Father of four and self-confessed atheist Nate Phelps, 51, lives in Calgary and is engaged to be married to his second wife. Speaking to Canadian Newspaper, Globe and Mail, he said, “I don’t accept the argument that growing up in a twisted environment is what led me to atheism . . . I accept the argument that growing up in a hyper-focus-on-God environment led me to search for answers. There’s no doubt about that. And I do accept that there’s damage there . . . I just don’t see any evidence for a God. But I see plenty of evidence for good and evil in humans.”
Mr Phelps acknowledged in the interview that he felt a need for atonement and to work out his feelings about his upbringing, which his plans to put into a book.

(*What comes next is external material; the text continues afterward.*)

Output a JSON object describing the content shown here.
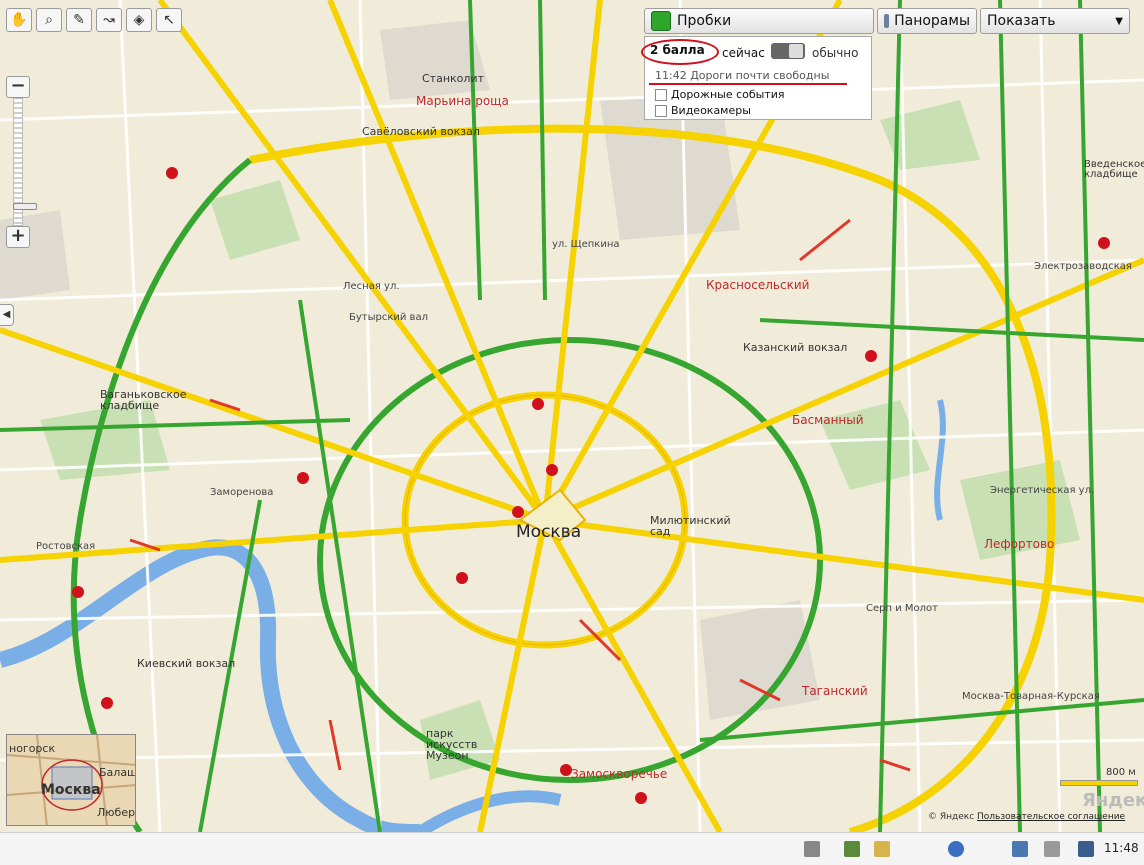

Lately, he has been speaking on the subject of his family and the religion he was raised with at both secularist and gay conventions. He spoke at the Toronto Centre for Inquiry, a non-profit organisation for the promotion of critical thinking, and a month ago, returned to Topeka to speak at a gay rally, a move that “put him at the centre of his father’s hate campaign”. Mr Phelps was well received at the rally but confessed he found the experience “terrifying”.
Mr Phelps said he no longer felt any love for his father, but was conflicted about his mother, who he saw as a “victim” like the other members of his family. Shirley Phelps-Roper, Mr Phelps’s sister, admits that their father beat them as children, but denies he ever physically attacked their mother.
On the subject of homosexuality, Mr Phelps said he understands that [gay people] don’t choose their sexuality, but the religious prejudice that his father “hard-wired” into his brain sometimes makes him doubt his thoughts. He conceded, however, that it wasn’t “an intellectual thing. It’s an emotional thing. It’s what was hard-wired into my brain. And it whispers, ‘What if I’m wrong?’”
Mr Phelps also said he stuggled with suicidal thoughts and depression, but lives in hope. He is one of 16 of Fred Phelps’s children, two of whom changed their names and turned their back on the family for good.